Ten rockers who found religion
We all dream of finding fame and fortune in our chosen fields, but when people actually do get rich and famous, they often discover that money can't buy happiness, or love, or whatever it is the Beatles were singing about. What's the answer, then? God? Meditation? E-meter auditing? When musicians get religion, they usually do it in a hilariously public way -- because if the adoration of millions of fans doesn't do the spiritual trick, then telling your millions of fans about your brand-new connection with the universe surely will.
While not technically a religion unto itself, Kabbalah -- or Jewish mysticism -- is a unique and convoluted system of belief that requires decades of study to begin to penetrate. Madonna seemed surprised that she drew flak from the Jewish community for taking one of the world's most dense and esoteric disciplines and turning it into a T-shirt that read, Kabbalists Do It Better. Apparently, she thought that adopting the name Esther and donating millions of dollars to schools teaching Kabbalah would be all the Talmudic street-cred she would need. "It would be less controversial if I joined the Nazi Party," she told the New York Daily News. Would it, though, Madonna? Would it, really?
9. Dave Mustaine

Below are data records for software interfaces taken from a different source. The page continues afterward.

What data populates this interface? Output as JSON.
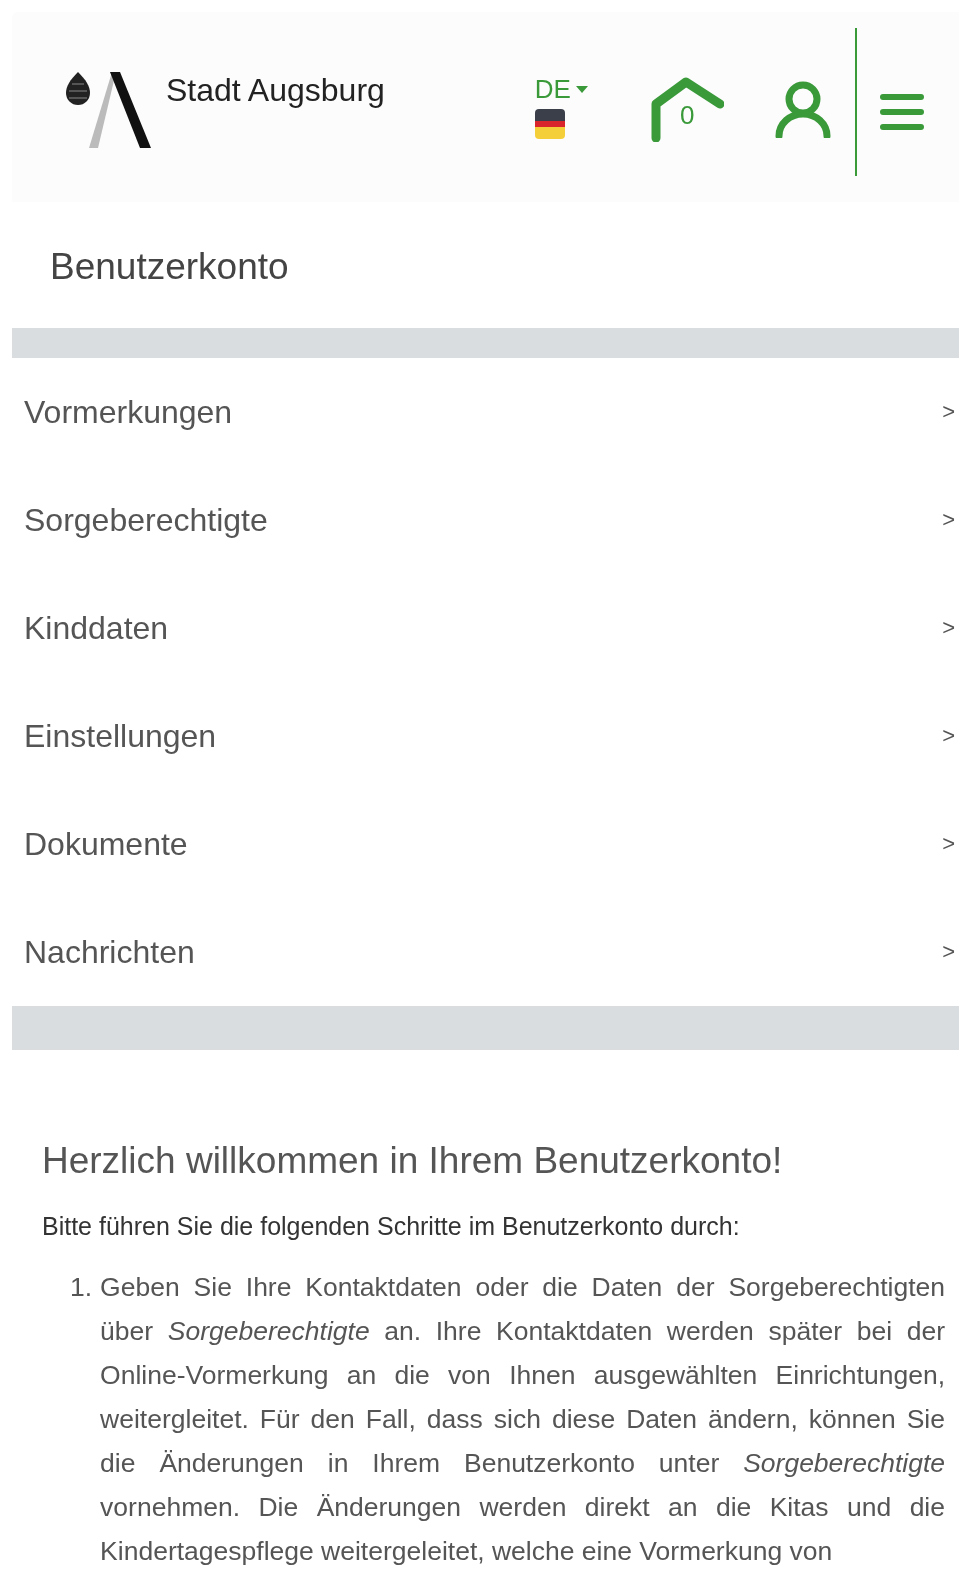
{
  "header": {
    "brand": "Stadt Augsburg",
    "language": "DE",
    "cart_count": "0"
  },
  "page_title": "Benutzerkonto",
  "menu": [
    {
      "label": "Vormerkungen",
      "chevron": ">"
    },
    {
      "label": "Sorgeberechtigte",
      "chevron": ">"
    },
    {
      "label": "Kinddaten",
      "chevron": ">"
    },
    {
      "label": "Einstellungen",
      "chevron": ">"
    },
    {
      "label": "Dokumente",
      "chevron": ">"
    },
    {
      "label": "Nachrichten",
      "chevron": ">"
    }
  ],
  "welcome": {
    "heading": "Herzlich willkommen in Ihrem Benutzerkonto!",
    "intro": "Bitte führen Sie die folgenden Schritte im Benutzerkonto durch:",
    "steps": [
      {
        "number": "1.",
        "text": "Geben Sie Ihre Kontaktdaten oder die Daten der Sorgeberechtigten über *Sorgeberechtigte* an. Ihre Kontaktdaten werden später bei der Online-Vormerkung an die von Ihnen ausgewählten Einrichtungen, weitergleitet. Für den Fall, dass sich diese Daten ändern, können Sie die Änderungen in Ihrem Benutzerkonto unter *Sorgeberechtigte* vornehmen. Die Änderungen werden direkt an die Kitas und die Kindertagespflege weitergeleitet, welche eine Vormerkung von"
      }
    ]
  }
}
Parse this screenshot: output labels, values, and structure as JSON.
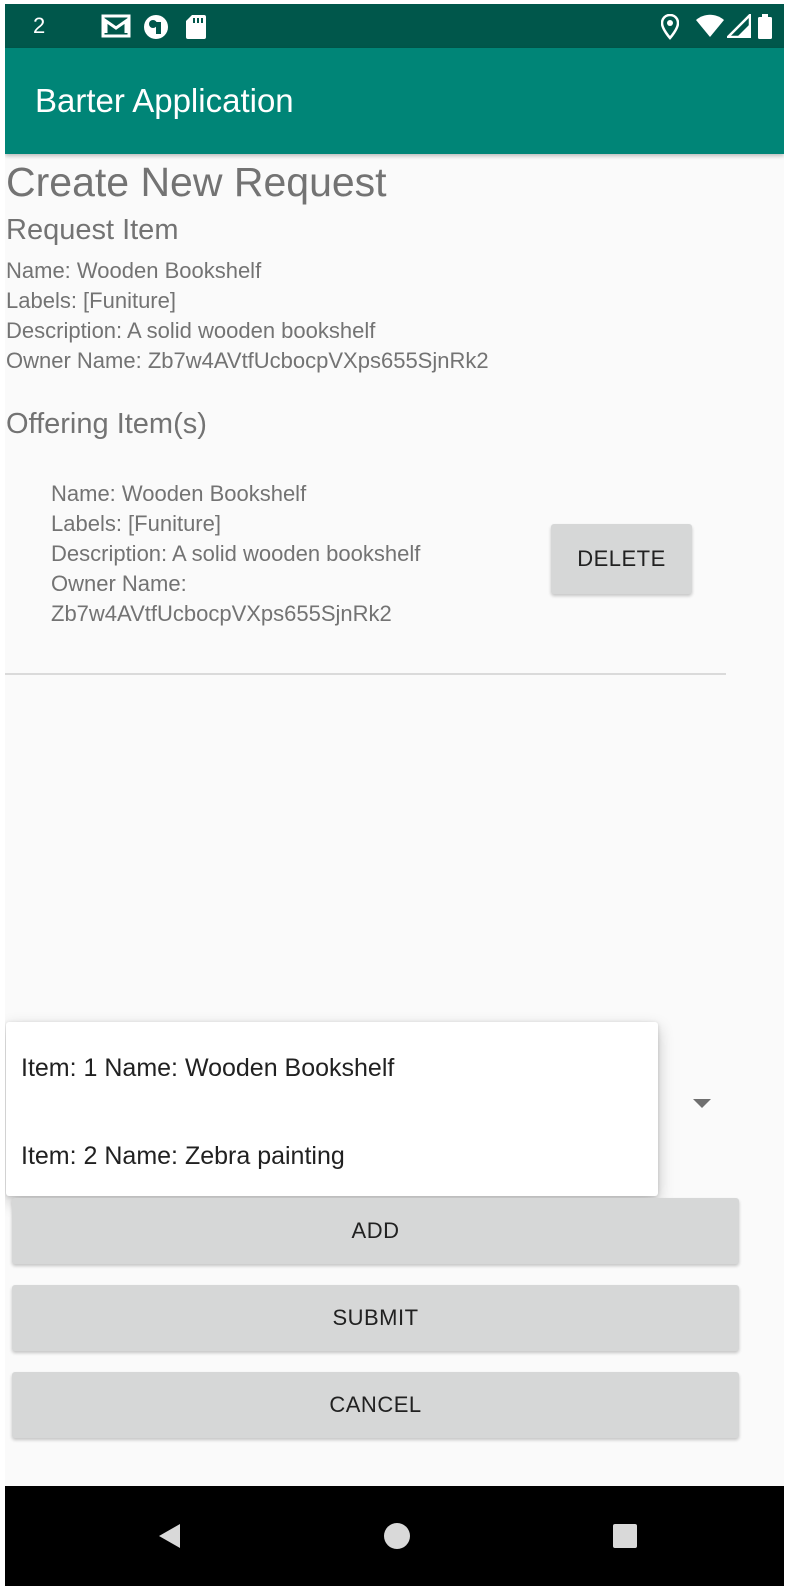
{
  "status_bar": {
    "time": "2",
    "notification_icons": [
      "gmail-icon",
      "vpn-key-icon",
      "sd-card-icon"
    ],
    "system_icons": [
      "location-icon",
      "wifi-icon",
      "cell-signal-icon",
      "battery-icon"
    ]
  },
  "app_bar": {
    "title": "Barter Application",
    "color": "#008577",
    "status_color": "#00574b"
  },
  "page": {
    "title": "Create New Request"
  },
  "request_item": {
    "heading": "Request Item",
    "name": "Name: Wooden Bookshelf",
    "labels": "Labels: [Funiture]",
    "description": "Description: A solid wooden bookshelf",
    "owner": "Owner Name: Zb7w4AVtfUcbocpVXps655SjnRk2"
  },
  "offering_items": {
    "heading": "Offering Item(s)",
    "items": [
      {
        "name": "Name: Wooden Bookshelf",
        "labels": "Labels: [Funiture]",
        "description": "Description: A solid wooden bookshelf",
        "owner_label": "Owner Name:",
        "owner_value": "Zb7w4AVtfUcbocpVXps655SjnRk2",
        "delete_label": "DELETE"
      }
    ]
  },
  "spinner": {
    "options": [
      "Item: 1 Name: Wooden Bookshelf",
      "Item: 2 Name: Zebra painting"
    ]
  },
  "actions": {
    "add_label": "ADD",
    "submit_label": "SUBMIT",
    "cancel_label": "CANCEL"
  },
  "nav_bar": {
    "buttons": [
      "back-icon",
      "home-icon",
      "recents-icon"
    ]
  }
}
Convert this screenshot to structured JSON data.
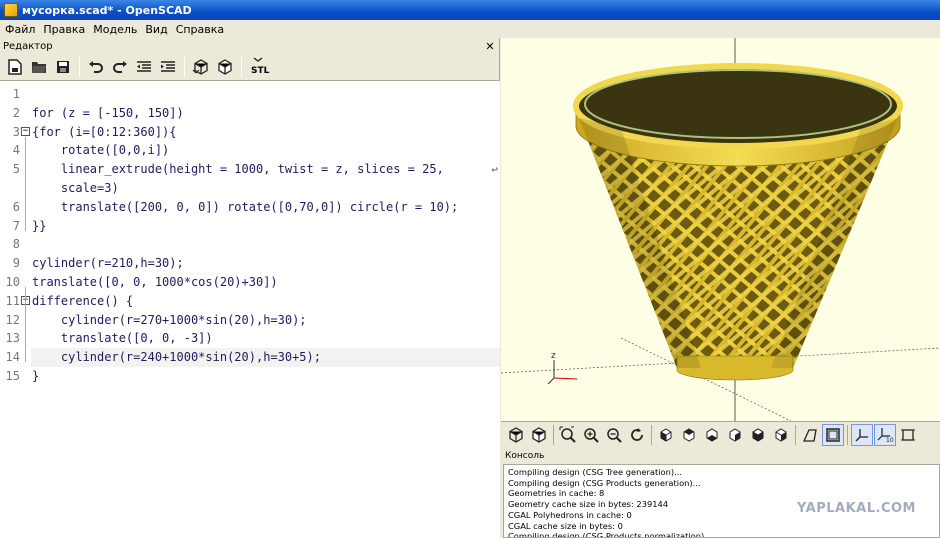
{
  "window": {
    "title": "мусорка.scad* - OpenSCAD"
  },
  "menu": [
    "Файл",
    "Правка",
    "Модель",
    "Вид",
    "Справка"
  ],
  "editor": {
    "panel_title": "Редактор",
    "toolbar_icons": [
      "new-file-icon",
      "open-file-icon",
      "save-icon",
      "undo-icon",
      "redo-icon",
      "unindent-icon",
      "indent-icon",
      "preview-icon",
      "render-icon",
      "export-stl-icon"
    ],
    "stl_label": "STL",
    "lines": [
      {
        "num": "1",
        "text": ""
      },
      {
        "num": "2",
        "text": "for (z = [-150, 150])"
      },
      {
        "num": "3",
        "text": "{for (i=[0:12:360]){",
        "fold": true
      },
      {
        "num": "4",
        "text": "    rotate([0,0,i])"
      },
      {
        "num": "5",
        "text": "    linear_extrude(height = 1000, twist = z, slices = 25,",
        "wrap": true
      },
      {
        "num": "",
        "text": "    scale=3)"
      },
      {
        "num": "6",
        "text": "    translate([200, 0, 0]) rotate([0,70,0]) circle(r = 10);"
      },
      {
        "num": "7",
        "text": "}}"
      },
      {
        "num": "8",
        "text": ""
      },
      {
        "num": "9",
        "text": "cylinder(r=210,h=30);"
      },
      {
        "num": "10",
        "text": "translate([0, 0, 1000*cos(20)+30])"
      },
      {
        "num": "11",
        "text": "difference() {",
        "fold": true
      },
      {
        "num": "12",
        "text": "    cylinder(r=270+1000*sin(20),h=30);"
      },
      {
        "num": "13",
        "text": "    translate([0, 0, -3])"
      },
      {
        "num": "14",
        "text": "    cylinder(r=240+1000*sin(20),h=30+5);",
        "current": true
      },
      {
        "num": "15",
        "text": "}"
      }
    ]
  },
  "viewport": {
    "axis_label_z": "z",
    "model_color": "#e8cc3a",
    "background_color": "#ffffe6"
  },
  "view_toolbar_icons": [
    "preview-icon",
    "render-icon",
    "zoom-all-icon",
    "zoom-in-icon",
    "zoom-out-icon",
    "reset-view-icon",
    "view-right-icon",
    "view-top-icon",
    "view-bottom-icon",
    "view-left-icon",
    "view-front-icon",
    "view-back-icon",
    "perspective-icon",
    "orthogonal-icon",
    "show-axes-icon",
    "show-scale-icon",
    "show-edges-icon"
  ],
  "console": {
    "title": "Консоль",
    "lines": [
      "Compiling design (CSG Tree generation)...",
      "Compiling design (CSG Products generation)...",
      "Geometries in cache: 8",
      "Geometry cache size in bytes: 239144",
      "CGAL Polyhedrons in cache: 0",
      "CGAL cache size in bytes: 0",
      "Compiling design (CSG Products normalization)..."
    ]
  },
  "watermark": "YAPLAKAL.COM"
}
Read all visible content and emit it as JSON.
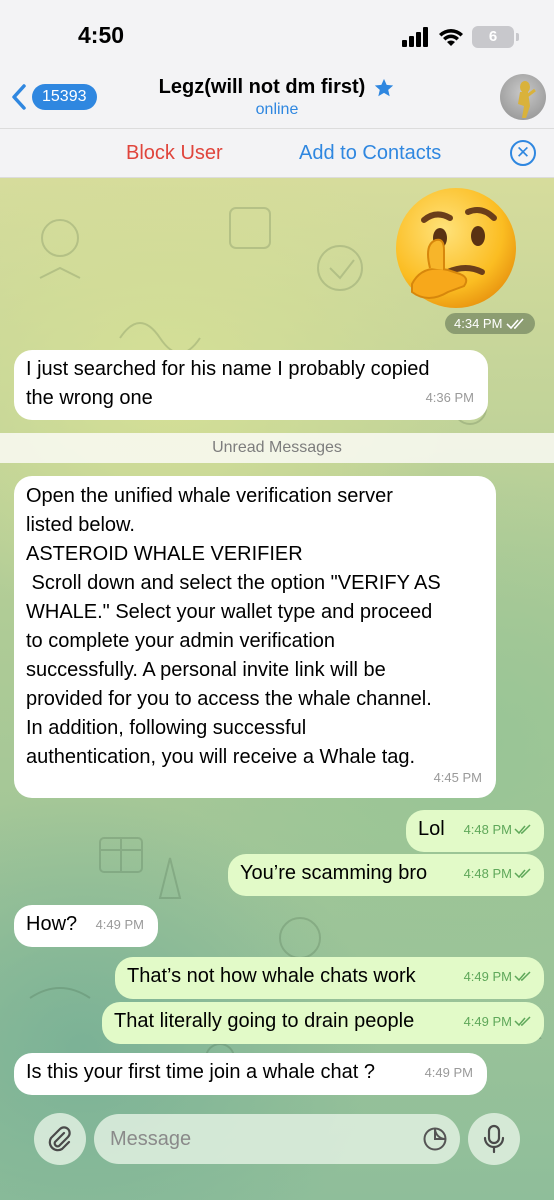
{
  "status": {
    "time": "4:50",
    "battery": "6"
  },
  "header": {
    "back_count": "15393",
    "title": "Legz(will not dm first)",
    "subtitle": "online"
  },
  "actions": {
    "block": "Block User",
    "add": "Add to Contacts"
  },
  "emoji_time": "4:34 PM",
  "messages": [
    {
      "dir": "in",
      "text": [
        "I just searched for his name I probably copied",
        "the wrong one"
      ],
      "time": "4:36 PM"
    },
    {
      "dir": "in",
      "text": [
        "Open the unified whale verification server",
        "listed below.",
        "ASTEROID WHALE VERIFIER",
        " Scroll down and select the option \"VERIFY AS",
        "WHALE.\" Select your wallet type and proceed",
        "to complete your admin verification",
        "successfully. A personal invite link will be",
        "provided for you to access the whale channel.",
        "In addition, following successful",
        "authentication, you will receive a Whale tag."
      ],
      "time": "4:45 PM"
    },
    {
      "dir": "out",
      "text": [
        "Lol"
      ],
      "time": "4:48 PM"
    },
    {
      "dir": "out",
      "text": [
        "You’re scamming bro"
      ],
      "time": "4:48 PM"
    },
    {
      "dir": "in",
      "text": [
        "How?"
      ],
      "time": "4:49 PM"
    },
    {
      "dir": "out",
      "text": [
        "That’s not how whale chats work"
      ],
      "time": "4:49 PM"
    },
    {
      "dir": "out",
      "text": [
        "That literally going to drain people"
      ],
      "time": "4:49 PM"
    },
    {
      "dir": "in",
      "text": [
        "Is this your first time join a whale chat ?"
      ],
      "time": "4:49 PM"
    }
  ],
  "unread_label": "Unread Messages",
  "input": {
    "placeholder": "Message"
  },
  "colors": {
    "accent": "#2f87e0",
    "danger": "#e0453c",
    "outgoing": "#e2fac8",
    "check": "#5fa85a"
  }
}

Veteran of Metallica, Megadeth and countless hours of inebriation, Dave Mustaine decided to leave Alcoholics Anonymous to focus on Christianity. He subsequently refused to play with any band that showed Satanic leanings, preferring instead to learn the ways of peace and tolerance. In 1988, he welcomed gay fans into the fold with the observation that "it says in the Bible that men should not lay with men like they lay with women. I mean, I don't wanna fuck up and not go to heaven." More recently, he expressed skepticism over Barack Obama's U.S. citizenship and accused the President of having staged mass shootings across the country in order to promote an anti-gun agenda. Rock on, dude.